Review: Barbara Tuchman, Stilwell and the American Experience in China, 1911-1945 (Bantam
Stilwell and the
American Experience in China is really two books in one. First, it is a detailed biography of General
Joseph Stilwell, whose mission in China during World War II provided fuel for a
bitter political controversy after the Chinese Communists drove out the
Nationalists in 1949. This connection
between Stilwell, China, and the dispute over who "lost" China gave
Barbara Tuchman a wonderful opportunity to address a larger issue, "the
American Experience in China."
This "second book" is a cultural and political history of
China's relations with the United States, and how this led to the fall of
Chiang Kai-Shek, America's chosen ally.
Tuchman skilfully intertwines Stilwell's biography with the
more general history of China, using his experience in China to illustrate
American experience with China as a whole.
Her basic thesis is that "China was a problem for which there was
no American solution." (p. 678)
Stilwell's wartime mission, like all American attempts to remake China
in their own image, was unachievable.
Stilwell was supposed to oversee the use of Lend-Lease material to
increase the fighting power of Chinese armies in order to fight the Japanese, but
this was not Chiang Kai-Shek's goal. He
viewed the Communists as his biggest threat, and intended to use American aid
to prepare for the showdown with them after the war. He was not interested in fighting the Japanese, but simply in
surviving until they were defeated by the Americans.
Tuchman does a masterful job of both her chosen tasks. Stilwell is portrayed sympathetically, but
without falling into hero-worship. She
clearly admires him, but she does not hesitate to point out his weaknesses and
mistakes. She also manages to take a
remarkably sympathetic portrait of Chiang Kai-Shek. Considering that she is working with Stilwell's diaries, in which
he recorded his daily frustrations with Chiang, it would have been easy for her
to portray Chiang as a childish bungler, as he often appeared to Western
eyes. But she instead explains Chiang's
actions, and those of other Chinese leaders, in terms of the cultural clash
between East and West. We often get
only the American perspective on this clash, but Tuchman shows how the
Americans often appeared to be acting just as irrationally to the Chinese as
the Chinese did to the Americans.
The book's single weakness is its rather intimidating

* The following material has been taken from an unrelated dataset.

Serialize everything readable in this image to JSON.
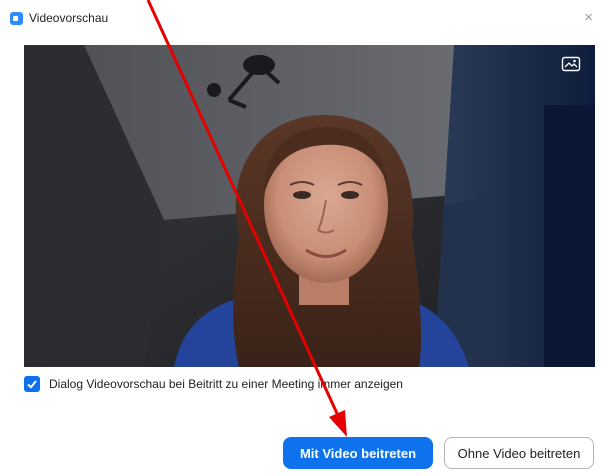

length, but this is more than compensated for by Tuchman's journalistic
style. She is adept at using small
details to illuminate a larger point she wants to make. The maps deserve special notice, covering the
appropriate areas, and actually showing all the places mentioned in the
text. The notes and bibliography are
complete. All in all, Stilwell is a rebuke to those historians
who argue that "popular" (i.e. readable) history and rigorous history
cannot be combined. Tuchman has
fulfilled all the requirements of a work of professional history--using primary
sources, breaking new ground in research, an analytic framework, documentation--while
still writing a wonderfully descriptive account of one man's role in the cultural
clash between China and America.